Diabetes isn't just a problem in the U.S.--about 366 million people worldwide have the disease, says the International Diabetes Federation.
In addition, 4.6 million deaths are attributed to diabetes, and healthcare spending has grown to a staggering $465 billion.
The figures were released Tuesday in Lisbon, Portugal, at a meeting of the Assn. for the Study of Diabetes, in advance of the United Nations Summit on Non-Communicable Diseases Monday and Tuesday in New York. The IDF, an umbrella group of more than 200 national diabetes associations in over 160 countries, will release its Global Diabetes plan this weekend, outlining steps to combat the diabetes epidemic. The entire Diabetes Atlas, which includes breakdowns by region, will be available in November.

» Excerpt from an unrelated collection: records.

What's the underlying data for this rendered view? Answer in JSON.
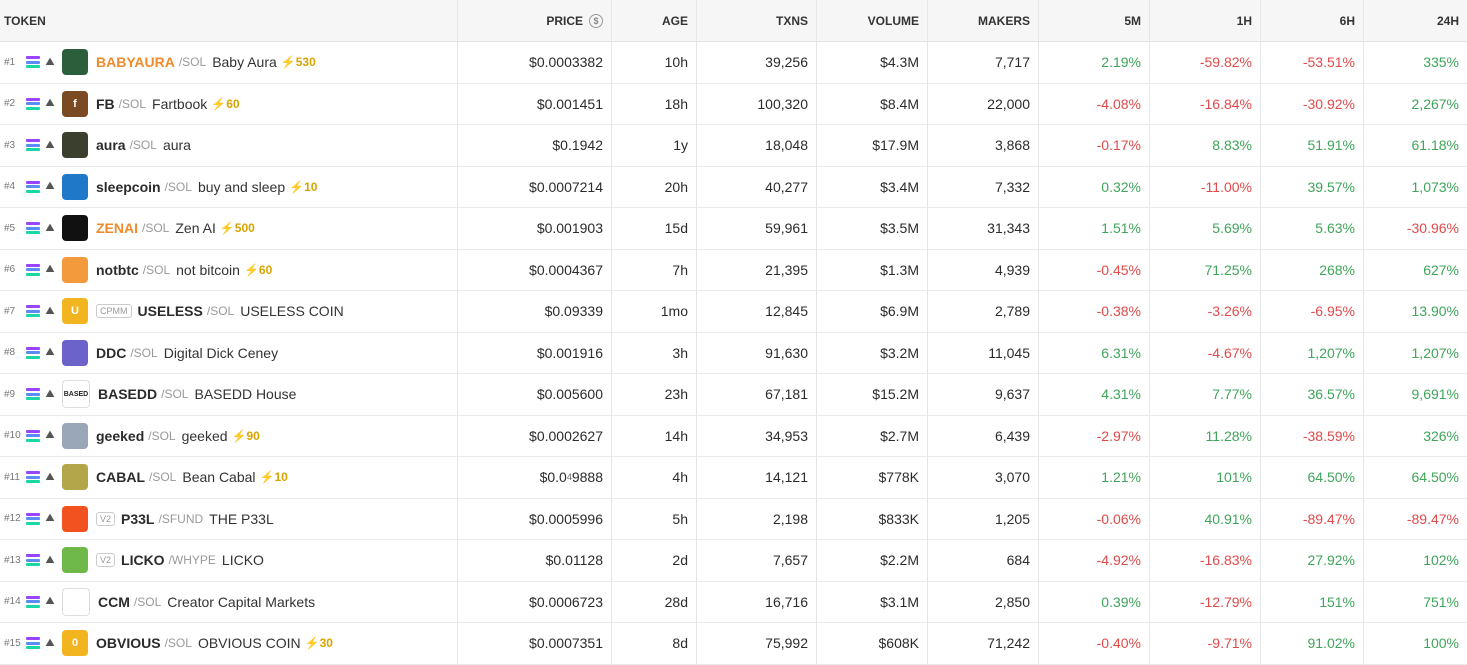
{
  "columns": {
    "token": "TOKEN",
    "price": "PRICE",
    "age": "AGE",
    "txns": "TXNS",
    "volume": "VOLUME",
    "makers": "MAKERS",
    "p5m": "5M",
    "p1h": "1H",
    "p6h": "6H",
    "p24h": "24H"
  },
  "colors": {
    "positive": "#3fa55a",
    "negative": "#e24a4a",
    "boost": "#d9a400",
    "highlight": "#f08b2c"
  },
  "rows": [
    {
      "rank": "#1",
      "symbol": "BABYAURA",
      "pair": "/SOL",
      "name": "Baby Aura",
      "boost": "⚡530",
      "tag": "",
      "highlight": true,
      "avatar": {
        "bg": "#2b5f3c",
        "glyph": ""
      },
      "price": "$0.0003382",
      "age": "10h",
      "txns": "39,256",
      "volume": "$4.3M",
      "makers": "7,717",
      "p5m": "2.19%",
      "p1h": "-59.82%",
      "p6h": "-53.51%",
      "p24h": "335%"
    },
    {
      "rank": "#2",
      "symbol": "FB",
      "pair": "/SOL",
      "name": "Fartbook",
      "boost": "⚡60",
      "tag": "",
      "highlight": false,
      "avatar": {
        "bg": "#7a4a22",
        "glyph": "f"
      },
      "price": "$0.001451",
      "age": "18h",
      "txns": "100,320",
      "volume": "$8.4M",
      "makers": "22,000",
      "p5m": "-4.08%",
      "p1h": "-16.84%",
      "p6h": "-30.92%",
      "p24h": "2,267%"
    },
    {
      "rank": "#3",
      "symbol": "aura",
      "pair": "/SOL",
      "name": "aura",
      "boost": "",
      "tag": "",
      "highlight": false,
      "avatar": {
        "bg": "#3a3f2e",
        "glyph": ""
      },
      "price": "$0.1942",
      "age": "1y",
      "txns": "18,048",
      "volume": "$17.9M",
      "makers": "3,868",
      "p5m": "-0.17%",
      "p1h": "8.83%",
      "p6h": "51.91%",
      "p24h": "61.18%"
    },
    {
      "rank": "#4",
      "symbol": "sleepcoin",
      "pair": "/SOL",
      "name": "buy and sleep",
      "boost": "⚡10",
      "tag": "",
      "highlight": false,
      "avatar": {
        "bg": "#1f79c8",
        "glyph": ""
      },
      "price": "$0.0007214",
      "age": "20h",
      "txns": "40,277",
      "volume": "$3.4M",
      "makers": "7,332",
      "p5m": "0.32%",
      "p1h": "-11.00%",
      "p6h": "39.57%",
      "p24h": "1,073%"
    },
    {
      "rank": "#5",
      "symbol": "ZENAI",
      "pair": "/SOL",
      "name": "Zen AI",
      "boost": "⚡500",
      "tag": "",
      "highlight": true,
      "avatar": {
        "bg": "#111111",
        "glyph": ""
      },
      "price": "$0.001903",
      "age": "15d",
      "txns": "59,961",
      "volume": "$3.5M",
      "makers": "31,343",
      "p5m": "1.51%",
      "p1h": "5.69%",
      "p6h": "5.63%",
      "p24h": "-30.96%"
    },
    {
      "rank": "#6",
      "symbol": "notbtc",
      "pair": "/SOL",
      "name": "not bitcoin",
      "boost": "⚡60",
      "tag": "",
      "highlight": false,
      "avatar": {
        "bg": "#f39a3c",
        "glyph": ""
      },
      "price": "$0.0004367",
      "age": "7h",
      "txns": "21,395",
      "volume": "$1.3M",
      "makers": "4,939",
      "p5m": "-0.45%",
      "p1h": "71.25%",
      "p6h": "268%",
      "p24h": "627%"
    },
    {
      "rank": "#7",
      "symbol": "USELESS",
      "pair": "/SOL",
      "name": "USELESS COIN",
      "boost": "",
      "tag": "CPMM",
      "highlight": false,
      "avatar": {
        "bg": "#f2b51f",
        "glyph": "U"
      },
      "price": "$0.09339",
      "age": "1mo",
      "txns": "12,845",
      "volume": "$6.9M",
      "makers": "2,789",
      "p5m": "-0.38%",
      "p1h": "-3.26%",
      "p6h": "-6.95%",
      "p24h": "13.90%"
    },
    {
      "rank": "#8",
      "symbol": "DDC",
      "pair": "/SOL",
      "name": "Digital Dick Ceney",
      "boost": "",
      "tag": "",
      "highlight": false,
      "avatar": {
        "bg": "#6b63c9",
        "glyph": ""
      },
      "price": "$0.001916",
      "age": "3h",
      "txns": "91,630",
      "volume": "$3.2M",
      "makers": "11,045",
      "p5m": "6.31%",
      "p1h": "-4.67%",
      "p6h": "1,207%",
      "p24h": "1,207%"
    },
    {
      "rank": "#9",
      "symbol": "BASEDD",
      "pair": "/SOL",
      "name": "BASEDD House",
      "boost": "",
      "tag": "",
      "highlight": false,
      "avatar": {
        "bg": "#ffffff",
        "glyph": "BASED"
      },
      "price": "$0.005600",
      "age": "23h",
      "txns": "67,181",
      "volume": "$15.2M",
      "makers": "9,637",
      "p5m": "4.31%",
      "p1h": "7.77%",
      "p6h": "36.57%",
      "p24h": "9,691%"
    },
    {
      "rank": "#10",
      "symbol": "geeked",
      "pair": "/SOL",
      "name": "geeked",
      "boost": "⚡90",
      "tag": "",
      "highlight": false,
      "avatar": {
        "bg": "#9aa7b8",
        "glyph": ""
      },
      "price": "$0.0002627",
      "age": "14h",
      "txns": "34,953",
      "volume": "$2.7M",
      "makers": "6,439",
      "p5m": "-2.97%",
      "p1h": "11.28%",
      "p6h": "-38.59%",
      "p24h": "326%"
    },
    {
      "rank": "#11",
      "symbol": "CABAL",
      "pair": "/SOL",
      "name": "Bean Cabal",
      "boost": "⚡10",
      "tag": "",
      "highlight": false,
      "avatar": {
        "bg": "#b3a64a",
        "glyph": ""
      },
      "price": "$0.0",
      "price_sub": "4",
      "price_tail": "9888",
      "age": "4h",
      "txns": "14,121",
      "volume": "$778K",
      "makers": "3,070",
      "p5m": "1.21%",
      "p1h": "101%",
      "p6h": "64.50%",
      "p24h": "64.50%"
    },
    {
      "rank": "#12",
      "symbol": "P33L",
      "pair": "/SFUND",
      "name": "THE P33L",
      "boost": "",
      "tag": "V2",
      "highlight": false,
      "avatar": {
        "bg": "#f2521f",
        "glyph": ""
      },
      "price": "$0.0005996",
      "age": "5h",
      "txns": "2,198",
      "volume": "$833K",
      "makers": "1,205",
      "p5m": "-0.06%",
      "p1h": "40.91%",
      "p6h": "-89.47%",
      "p24h": "-89.47%"
    },
    {
      "rank": "#13",
      "symbol": "LICKO",
      "pair": "/WHYPE",
      "name": "LICKO",
      "boost": "",
      "tag": "V2",
      "highlight": false,
      "avatar": {
        "bg": "#6fb84a",
        "glyph": ""
      },
      "price": "$0.01128",
      "age": "2d",
      "txns": "7,657",
      "volume": "$2.2M",
      "makers": "684",
      "p5m": "-4.92%",
      "p1h": "-16.83%",
      "p6h": "27.92%",
      "p24h": "102%"
    },
    {
      "rank": "#14",
      "symbol": "CCM",
      "pair": "/SOL",
      "name": "Creator Capital Markets",
      "boost": "",
      "tag": "",
      "highlight": false,
      "avatar": {
        "bg": "#ffffff",
        "glyph": ""
      },
      "price": "$0.0006723",
      "age": "28d",
      "txns": "16,716",
      "volume": "$3.1M",
      "makers": "2,850",
      "p5m": "0.39%",
      "p1h": "-12.79%",
      "p6h": "151%",
      "p24h": "751%"
    },
    {
      "rank": "#15",
      "symbol": "OBVIOUS",
      "pair": "/SOL",
      "name": "OBVIOUS COIN",
      "boost": "⚡30",
      "tag": "",
      "highlight": false,
      "avatar": {
        "bg": "#f2b51f",
        "glyph": "0"
      },
      "price": "$0.0007351",
      "age": "8d",
      "txns": "75,992",
      "volume": "$608K",
      "makers": "71,242",
      "p5m": "-0.40%",
      "p1h": "-9.71%",
      "p6h": "91.02%",
      "p24h": "100%"
    }
  ]
}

"IDF's latest atlas data are proof indeed that diabetes is a massive challenge the world can no longer afford to ignore," said IDF President Jean Claude Mbanya in a news release. Mbanya, professor of medicine and endocrinology at the University of Yaounde I in Cameroon, added: "In 2011, one person is dying from diabetes every seven seconds. The clock is ticking for the world's leaders -- we expect action from their high-level meeting next week at the United Nations that will halt diabetes' relentlessly upwards trajectory."